Tue | Jan 23, 2018

Restoring City Kingston

Published:Saturday | December 24, 2016 | 12:00 AM
Councillor Delroy Williams, mayor of Kingston.

I am sure most Jamaicans would like to see a capital city of which they can all be proud. As a boy growing up in the country many years ago, Kingston, or 'Town', as we called it, carried a certain amount of magic, and we envied those fortunate to spend their holidays in the bright city.

Farm products from my little and other rural districts made their way to the Coronation Market every week - and still do. The capital city is, therefore, vital to the economic life of the country in many ways.

Like thousands of other rural folk, I, too, have found myself residing in Kingston since the year of Independence and have watched the deterioration of much of its structure. The population grew faster than the planners could handle, as many inner-city areas sprung up. Some politicians took advantage of this, because once they controlled those areas, they were sure of their seats in Parliament.

The newly constituted Kingston and St Andrew Corporation, under the leadership of Mayor Delroy Williams, has its work cut out. I am suggesting the following to be attended to immediately:

The gateways into the city: First impressions last, and the eastern gateway from the airport is unsightly. But has anyone seen the dump on Spanish Town Road, especially between Weymouth Drive and Six Miles? Mr Mayor, please take a look at this place urgently. Is that the new city dump?

Ramshackle and dangerous old buildings: Either get the owners to demolish or refurbish such structures or use the powers vested in you to acquire these properties. If the owners cannot be found, put the money in the bank, and if no one claims the property after a reasonable period, use the money for developing the lot. These ramshackle buildings are not only structurally dangerous, but act as receptacles for garbage and undesirable characters.

The markets: I shop at Coronation Market, and it is a pleasant experience for neither shopper nor vendor in what is supposed to be modern times. Whenever it rains, the market is like a badly kept pig pen, with mud all over. In addition, the ropes that anchor the numerous makeshift tents, plus the dilly-dally handcart operators, could make a good setting for a horror movie.
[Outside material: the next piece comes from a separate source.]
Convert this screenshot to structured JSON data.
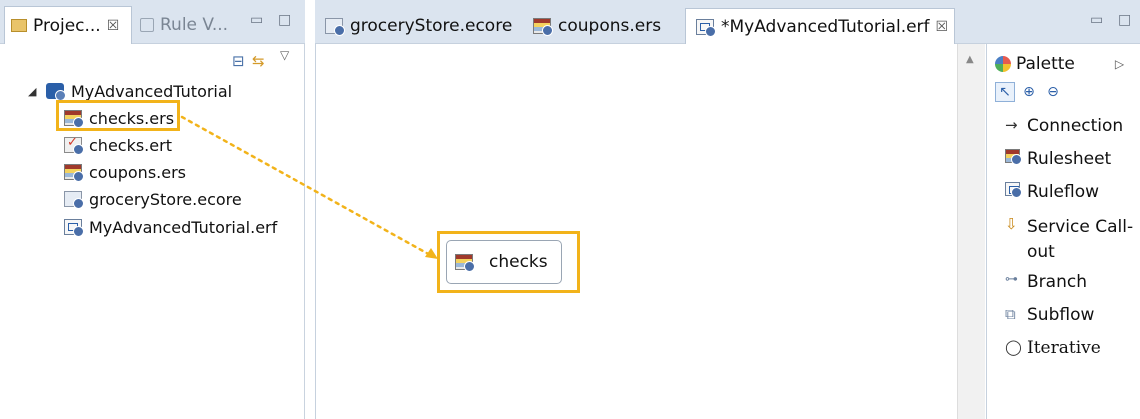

Parking is also a big problem, and this has kept many shoppers away from that area. Could the empty area across from the railway station be used for that purpose? While you are at it, how about paving the Cross Roads Market?
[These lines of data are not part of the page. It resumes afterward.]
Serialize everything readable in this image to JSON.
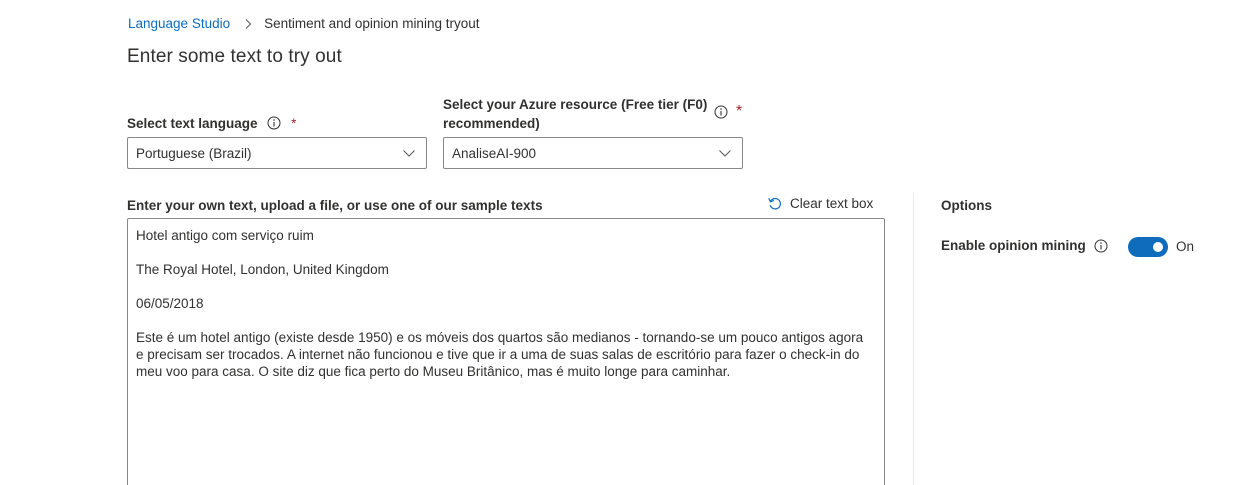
{
  "breadcrumb": {
    "root": "Language Studio",
    "current": "Sentiment and opinion mining tryout"
  },
  "page_title": "Enter some text to try out",
  "language_select": {
    "label": "Select text language",
    "required_mark": "*",
    "value": "Portuguese (Brazil)"
  },
  "resource_select": {
    "label": "Select your Azure resource (Free tier (F0) recommended)",
    "required_mark": "*",
    "value": "AnaliseAI-900"
  },
  "text_input": {
    "label": "Enter your own text, upload a file, or use one of our sample texts",
    "clear_label": "Clear text box",
    "paragraphs": [
      "Hotel antigo com serviço ruim",
      "The Royal Hotel, London, United Kingdom",
      "06/05/2018",
      "Este é um hotel antigo (existe desde 1950) e os móveis dos quartos são medianos - tornando-se um pouco antigos agora e precisam ser trocados. A internet não funcionou e tive que ir a uma de suas salas de escritório para fazer o check-in do meu voo para casa. O site diz que fica perto do Museu Britânico, mas é muito longe para caminhar."
    ]
  },
  "options": {
    "title": "Options",
    "opinion_mining_label": "Enable opinion mining",
    "opinion_mining_state": "On",
    "opinion_mining_enabled": true
  },
  "colors": {
    "accent": "#0f6cbd",
    "required": "#a4262c",
    "text": "#323130",
    "border": "#8a8886"
  }
}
Sidewalks, cross-drains, rusty zinc fences and potholes: What a sight! And don't forget the Bournemouth Baths and the street people.
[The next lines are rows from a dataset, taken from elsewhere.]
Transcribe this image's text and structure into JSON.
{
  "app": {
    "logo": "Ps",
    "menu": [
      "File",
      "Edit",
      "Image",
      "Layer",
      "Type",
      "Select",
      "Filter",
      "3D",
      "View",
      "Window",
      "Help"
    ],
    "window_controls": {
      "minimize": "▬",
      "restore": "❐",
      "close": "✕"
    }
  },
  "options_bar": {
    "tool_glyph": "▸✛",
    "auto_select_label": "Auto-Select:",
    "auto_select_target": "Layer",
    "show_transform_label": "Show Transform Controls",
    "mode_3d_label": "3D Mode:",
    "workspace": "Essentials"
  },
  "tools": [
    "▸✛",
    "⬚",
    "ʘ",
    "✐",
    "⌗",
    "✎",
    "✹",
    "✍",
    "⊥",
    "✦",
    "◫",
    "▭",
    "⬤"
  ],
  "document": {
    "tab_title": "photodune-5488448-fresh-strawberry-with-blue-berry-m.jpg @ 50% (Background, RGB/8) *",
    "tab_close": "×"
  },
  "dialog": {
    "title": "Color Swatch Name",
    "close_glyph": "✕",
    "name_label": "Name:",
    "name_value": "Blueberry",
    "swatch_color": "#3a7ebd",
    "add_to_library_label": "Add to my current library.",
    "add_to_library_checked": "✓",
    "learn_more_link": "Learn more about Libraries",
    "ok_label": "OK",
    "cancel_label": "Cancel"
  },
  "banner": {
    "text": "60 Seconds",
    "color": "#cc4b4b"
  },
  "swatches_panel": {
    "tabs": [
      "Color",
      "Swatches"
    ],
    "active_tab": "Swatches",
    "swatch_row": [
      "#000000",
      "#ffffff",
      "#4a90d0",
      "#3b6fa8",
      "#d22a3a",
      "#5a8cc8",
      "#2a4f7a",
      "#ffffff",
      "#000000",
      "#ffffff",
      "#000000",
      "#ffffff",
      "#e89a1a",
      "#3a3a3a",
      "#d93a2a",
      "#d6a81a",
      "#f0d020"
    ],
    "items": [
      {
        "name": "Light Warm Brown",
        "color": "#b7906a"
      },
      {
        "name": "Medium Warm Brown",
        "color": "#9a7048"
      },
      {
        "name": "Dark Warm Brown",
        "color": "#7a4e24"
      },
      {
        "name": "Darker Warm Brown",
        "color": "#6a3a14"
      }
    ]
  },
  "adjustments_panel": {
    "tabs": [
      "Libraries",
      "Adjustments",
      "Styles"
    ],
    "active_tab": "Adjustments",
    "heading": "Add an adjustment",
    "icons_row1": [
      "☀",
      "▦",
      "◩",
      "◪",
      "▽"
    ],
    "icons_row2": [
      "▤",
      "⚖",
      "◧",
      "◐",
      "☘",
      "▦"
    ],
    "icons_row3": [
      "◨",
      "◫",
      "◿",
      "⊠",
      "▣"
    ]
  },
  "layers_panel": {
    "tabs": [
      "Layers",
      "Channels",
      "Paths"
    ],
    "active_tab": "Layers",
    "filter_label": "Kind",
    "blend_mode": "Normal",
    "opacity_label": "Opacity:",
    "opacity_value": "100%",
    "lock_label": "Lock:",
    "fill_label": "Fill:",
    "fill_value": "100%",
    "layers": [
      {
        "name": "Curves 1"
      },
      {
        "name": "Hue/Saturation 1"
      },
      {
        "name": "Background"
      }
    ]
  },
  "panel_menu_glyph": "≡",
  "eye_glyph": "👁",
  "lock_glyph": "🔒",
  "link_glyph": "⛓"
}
In the interest of the capital city, it is high time our elected representatives grow up and work together for the betterment of the metropolis. Bury the old, infantile political rivalry once and for all.